The Emergent Nature of Alignment Effects in Spatial Learning and Memory

Student Name: 
Elliot Clark
UCD Department: 
Center for Neuroscience and Department of Psychology
UCD Mentor: 
Dr. Arne D. Ekstrom,

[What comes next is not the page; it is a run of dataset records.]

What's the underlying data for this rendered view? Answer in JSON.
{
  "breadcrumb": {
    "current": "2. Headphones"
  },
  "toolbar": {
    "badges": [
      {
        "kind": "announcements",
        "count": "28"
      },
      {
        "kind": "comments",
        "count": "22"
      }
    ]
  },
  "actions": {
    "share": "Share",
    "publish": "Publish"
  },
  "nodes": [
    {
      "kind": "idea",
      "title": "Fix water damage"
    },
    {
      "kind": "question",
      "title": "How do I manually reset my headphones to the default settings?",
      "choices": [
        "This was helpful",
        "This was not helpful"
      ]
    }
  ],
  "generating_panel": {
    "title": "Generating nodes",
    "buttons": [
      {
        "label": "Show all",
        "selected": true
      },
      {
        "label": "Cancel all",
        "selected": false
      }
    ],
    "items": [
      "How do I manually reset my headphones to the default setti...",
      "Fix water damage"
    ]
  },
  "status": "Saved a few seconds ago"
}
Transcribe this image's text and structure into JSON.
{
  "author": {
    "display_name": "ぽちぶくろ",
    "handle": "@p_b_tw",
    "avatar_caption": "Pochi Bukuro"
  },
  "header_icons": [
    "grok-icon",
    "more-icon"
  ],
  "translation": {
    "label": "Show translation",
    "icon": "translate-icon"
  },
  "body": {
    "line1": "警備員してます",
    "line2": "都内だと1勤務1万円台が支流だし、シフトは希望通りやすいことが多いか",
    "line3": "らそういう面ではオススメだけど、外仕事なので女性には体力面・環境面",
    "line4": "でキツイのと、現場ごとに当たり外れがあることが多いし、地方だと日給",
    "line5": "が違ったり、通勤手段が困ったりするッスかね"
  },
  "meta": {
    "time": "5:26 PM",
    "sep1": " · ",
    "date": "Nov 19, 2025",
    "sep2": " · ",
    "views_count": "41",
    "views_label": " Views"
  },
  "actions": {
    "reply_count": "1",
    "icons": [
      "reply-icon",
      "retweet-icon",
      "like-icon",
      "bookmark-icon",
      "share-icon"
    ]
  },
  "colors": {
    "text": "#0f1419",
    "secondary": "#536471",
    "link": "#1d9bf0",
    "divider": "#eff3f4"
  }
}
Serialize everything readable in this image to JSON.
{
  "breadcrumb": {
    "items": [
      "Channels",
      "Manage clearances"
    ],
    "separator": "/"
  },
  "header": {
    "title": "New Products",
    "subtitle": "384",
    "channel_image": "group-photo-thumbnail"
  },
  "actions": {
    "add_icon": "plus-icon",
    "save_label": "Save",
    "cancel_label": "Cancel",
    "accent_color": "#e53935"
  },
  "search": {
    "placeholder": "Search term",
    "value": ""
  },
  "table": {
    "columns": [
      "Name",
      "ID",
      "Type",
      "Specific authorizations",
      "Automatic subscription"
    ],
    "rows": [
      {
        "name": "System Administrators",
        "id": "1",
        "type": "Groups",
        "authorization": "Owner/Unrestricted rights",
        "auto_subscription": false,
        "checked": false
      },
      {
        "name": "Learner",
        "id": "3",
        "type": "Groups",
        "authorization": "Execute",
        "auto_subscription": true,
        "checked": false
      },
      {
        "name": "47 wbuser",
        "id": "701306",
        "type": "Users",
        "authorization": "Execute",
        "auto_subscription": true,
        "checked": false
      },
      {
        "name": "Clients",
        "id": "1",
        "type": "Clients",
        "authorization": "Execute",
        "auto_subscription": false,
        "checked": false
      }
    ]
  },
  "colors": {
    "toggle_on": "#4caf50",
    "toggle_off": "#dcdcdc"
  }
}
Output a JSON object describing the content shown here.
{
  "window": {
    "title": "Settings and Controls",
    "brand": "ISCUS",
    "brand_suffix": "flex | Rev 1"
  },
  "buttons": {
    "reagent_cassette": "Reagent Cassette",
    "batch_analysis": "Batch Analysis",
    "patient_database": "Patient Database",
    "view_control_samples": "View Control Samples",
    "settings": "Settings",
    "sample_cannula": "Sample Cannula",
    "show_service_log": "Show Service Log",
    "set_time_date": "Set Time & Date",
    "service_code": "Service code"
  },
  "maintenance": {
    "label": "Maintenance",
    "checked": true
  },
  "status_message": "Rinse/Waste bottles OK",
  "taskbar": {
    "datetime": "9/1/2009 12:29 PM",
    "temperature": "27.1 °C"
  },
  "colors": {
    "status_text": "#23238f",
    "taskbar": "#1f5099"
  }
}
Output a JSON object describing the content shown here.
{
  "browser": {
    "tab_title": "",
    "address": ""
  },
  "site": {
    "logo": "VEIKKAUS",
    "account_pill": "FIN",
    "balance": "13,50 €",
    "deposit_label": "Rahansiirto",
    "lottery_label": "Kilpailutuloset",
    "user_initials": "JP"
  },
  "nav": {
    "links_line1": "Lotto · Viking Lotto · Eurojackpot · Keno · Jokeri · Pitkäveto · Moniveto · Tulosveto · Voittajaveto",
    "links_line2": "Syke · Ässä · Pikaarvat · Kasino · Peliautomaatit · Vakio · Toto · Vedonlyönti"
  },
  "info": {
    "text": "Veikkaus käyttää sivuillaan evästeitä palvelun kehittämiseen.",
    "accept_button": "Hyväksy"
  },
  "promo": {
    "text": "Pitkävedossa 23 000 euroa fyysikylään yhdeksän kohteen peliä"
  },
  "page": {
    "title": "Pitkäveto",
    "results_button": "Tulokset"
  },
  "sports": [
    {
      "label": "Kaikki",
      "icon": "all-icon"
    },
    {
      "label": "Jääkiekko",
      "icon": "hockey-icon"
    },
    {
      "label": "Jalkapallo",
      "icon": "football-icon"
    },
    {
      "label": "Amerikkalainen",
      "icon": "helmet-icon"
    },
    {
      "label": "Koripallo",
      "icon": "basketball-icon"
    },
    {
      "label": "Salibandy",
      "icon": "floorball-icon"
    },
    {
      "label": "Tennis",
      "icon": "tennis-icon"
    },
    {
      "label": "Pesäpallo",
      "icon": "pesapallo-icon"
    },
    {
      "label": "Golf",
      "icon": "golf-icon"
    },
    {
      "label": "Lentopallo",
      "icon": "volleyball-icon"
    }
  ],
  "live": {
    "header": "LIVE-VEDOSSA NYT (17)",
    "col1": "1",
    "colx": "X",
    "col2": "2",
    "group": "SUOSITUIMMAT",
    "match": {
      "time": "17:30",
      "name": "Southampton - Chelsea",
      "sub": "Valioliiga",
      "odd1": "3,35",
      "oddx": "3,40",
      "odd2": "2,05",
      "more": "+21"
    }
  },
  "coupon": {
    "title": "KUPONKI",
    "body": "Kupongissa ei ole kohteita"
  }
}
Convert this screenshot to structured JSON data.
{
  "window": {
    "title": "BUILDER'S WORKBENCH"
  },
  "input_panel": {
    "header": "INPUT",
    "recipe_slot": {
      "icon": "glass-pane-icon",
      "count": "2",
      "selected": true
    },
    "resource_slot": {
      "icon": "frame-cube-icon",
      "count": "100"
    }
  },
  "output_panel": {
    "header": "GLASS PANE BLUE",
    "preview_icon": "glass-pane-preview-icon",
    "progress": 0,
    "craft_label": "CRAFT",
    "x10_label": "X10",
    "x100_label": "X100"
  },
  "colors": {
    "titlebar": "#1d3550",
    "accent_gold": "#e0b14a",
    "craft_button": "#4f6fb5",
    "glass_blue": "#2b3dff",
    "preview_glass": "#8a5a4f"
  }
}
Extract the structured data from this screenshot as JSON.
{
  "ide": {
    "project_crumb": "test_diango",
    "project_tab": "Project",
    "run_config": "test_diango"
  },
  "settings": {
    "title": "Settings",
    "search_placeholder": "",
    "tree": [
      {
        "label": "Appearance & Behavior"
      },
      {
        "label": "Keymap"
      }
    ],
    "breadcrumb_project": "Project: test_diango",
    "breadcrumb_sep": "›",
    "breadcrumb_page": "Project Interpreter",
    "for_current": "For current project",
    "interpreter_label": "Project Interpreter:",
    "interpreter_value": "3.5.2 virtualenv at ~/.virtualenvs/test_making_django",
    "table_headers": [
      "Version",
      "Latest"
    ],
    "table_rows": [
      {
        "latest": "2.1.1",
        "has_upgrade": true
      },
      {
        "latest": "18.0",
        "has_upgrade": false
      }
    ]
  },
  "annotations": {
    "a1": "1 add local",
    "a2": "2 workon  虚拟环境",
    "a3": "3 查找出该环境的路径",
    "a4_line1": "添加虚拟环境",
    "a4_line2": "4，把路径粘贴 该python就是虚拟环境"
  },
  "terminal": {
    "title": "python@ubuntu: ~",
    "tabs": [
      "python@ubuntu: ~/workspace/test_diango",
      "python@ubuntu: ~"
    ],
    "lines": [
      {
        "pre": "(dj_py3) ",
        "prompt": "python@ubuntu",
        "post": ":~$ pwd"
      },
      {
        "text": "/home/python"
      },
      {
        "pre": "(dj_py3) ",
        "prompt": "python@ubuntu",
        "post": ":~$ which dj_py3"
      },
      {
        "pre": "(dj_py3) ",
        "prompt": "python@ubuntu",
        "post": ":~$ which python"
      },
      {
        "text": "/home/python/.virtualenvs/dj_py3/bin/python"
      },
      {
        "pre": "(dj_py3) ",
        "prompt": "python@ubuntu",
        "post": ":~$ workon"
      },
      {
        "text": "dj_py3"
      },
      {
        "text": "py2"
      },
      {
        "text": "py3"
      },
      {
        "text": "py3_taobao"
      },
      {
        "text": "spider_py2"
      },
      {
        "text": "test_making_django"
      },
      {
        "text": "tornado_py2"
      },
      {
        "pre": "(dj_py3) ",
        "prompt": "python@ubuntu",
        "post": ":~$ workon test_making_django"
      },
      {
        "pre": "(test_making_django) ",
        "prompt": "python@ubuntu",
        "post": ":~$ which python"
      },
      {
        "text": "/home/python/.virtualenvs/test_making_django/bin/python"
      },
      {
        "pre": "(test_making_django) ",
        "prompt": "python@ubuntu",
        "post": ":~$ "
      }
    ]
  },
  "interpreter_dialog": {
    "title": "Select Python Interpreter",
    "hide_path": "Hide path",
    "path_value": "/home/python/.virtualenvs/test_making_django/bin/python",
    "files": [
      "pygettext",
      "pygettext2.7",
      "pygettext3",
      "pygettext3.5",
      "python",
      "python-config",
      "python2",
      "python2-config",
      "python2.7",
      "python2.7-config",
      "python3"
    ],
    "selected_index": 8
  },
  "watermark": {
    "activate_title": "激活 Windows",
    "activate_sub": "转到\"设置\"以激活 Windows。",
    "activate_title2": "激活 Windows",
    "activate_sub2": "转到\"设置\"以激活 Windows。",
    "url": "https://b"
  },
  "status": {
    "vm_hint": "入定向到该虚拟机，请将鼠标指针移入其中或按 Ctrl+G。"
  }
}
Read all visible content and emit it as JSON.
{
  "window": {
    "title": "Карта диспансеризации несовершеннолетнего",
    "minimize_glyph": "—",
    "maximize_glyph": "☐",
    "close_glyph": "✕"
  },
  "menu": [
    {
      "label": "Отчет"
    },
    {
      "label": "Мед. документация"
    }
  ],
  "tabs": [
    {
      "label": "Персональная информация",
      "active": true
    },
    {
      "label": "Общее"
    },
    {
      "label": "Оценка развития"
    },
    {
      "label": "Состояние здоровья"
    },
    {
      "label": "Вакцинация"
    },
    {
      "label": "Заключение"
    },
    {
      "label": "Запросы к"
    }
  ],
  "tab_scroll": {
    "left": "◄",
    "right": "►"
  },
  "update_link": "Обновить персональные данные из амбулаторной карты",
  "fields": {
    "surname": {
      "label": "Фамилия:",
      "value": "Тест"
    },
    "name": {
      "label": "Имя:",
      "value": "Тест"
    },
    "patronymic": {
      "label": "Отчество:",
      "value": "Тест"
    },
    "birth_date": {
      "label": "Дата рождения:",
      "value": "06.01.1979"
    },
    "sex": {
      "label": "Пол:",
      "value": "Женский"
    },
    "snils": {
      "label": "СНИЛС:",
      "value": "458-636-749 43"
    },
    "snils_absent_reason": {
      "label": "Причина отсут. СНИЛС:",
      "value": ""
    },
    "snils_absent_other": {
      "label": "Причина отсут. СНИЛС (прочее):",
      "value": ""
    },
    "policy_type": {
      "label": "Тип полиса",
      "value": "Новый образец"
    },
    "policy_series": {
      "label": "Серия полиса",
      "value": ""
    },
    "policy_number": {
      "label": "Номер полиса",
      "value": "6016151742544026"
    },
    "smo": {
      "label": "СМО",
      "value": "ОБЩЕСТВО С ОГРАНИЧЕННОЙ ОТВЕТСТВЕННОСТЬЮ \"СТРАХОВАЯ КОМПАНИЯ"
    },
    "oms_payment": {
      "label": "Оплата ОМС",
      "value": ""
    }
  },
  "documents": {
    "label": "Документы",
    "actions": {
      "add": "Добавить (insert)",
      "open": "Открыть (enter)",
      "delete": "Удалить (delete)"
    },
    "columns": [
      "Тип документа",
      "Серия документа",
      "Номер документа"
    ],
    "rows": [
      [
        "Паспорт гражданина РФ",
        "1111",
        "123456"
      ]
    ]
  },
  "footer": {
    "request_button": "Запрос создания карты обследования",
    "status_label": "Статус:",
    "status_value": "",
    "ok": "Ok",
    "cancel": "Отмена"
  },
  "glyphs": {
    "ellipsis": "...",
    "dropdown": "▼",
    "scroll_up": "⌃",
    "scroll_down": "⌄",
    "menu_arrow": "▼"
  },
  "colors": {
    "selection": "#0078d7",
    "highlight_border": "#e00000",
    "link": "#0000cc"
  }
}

Alignment effects were found to have an emergent nature. Individual differences in the data across participants of two spatial memory experiments were analyzed to find an accurate period in which alignment effects begin to occur. In Experiment 1, participants navigated to goals in a large-scale, virtual environment interspersed with a pointing task to assess spatial memory. The procedure for Experiment 2 was identical to that of Experiment 1, but added an additional task in which participants learn the environment to criteria with a map before exploring the environment. In both experiments, there was a significant difference in performance levels on the pointing task between aligned trials and misaligned trials, but only after repeated exposure to the environment. Though alignment effects are well documented in the literature, little is known about brief period when they manifest. The results confirm that alignment effects are not expected initially, after brief experience, but rather that they arise after learning.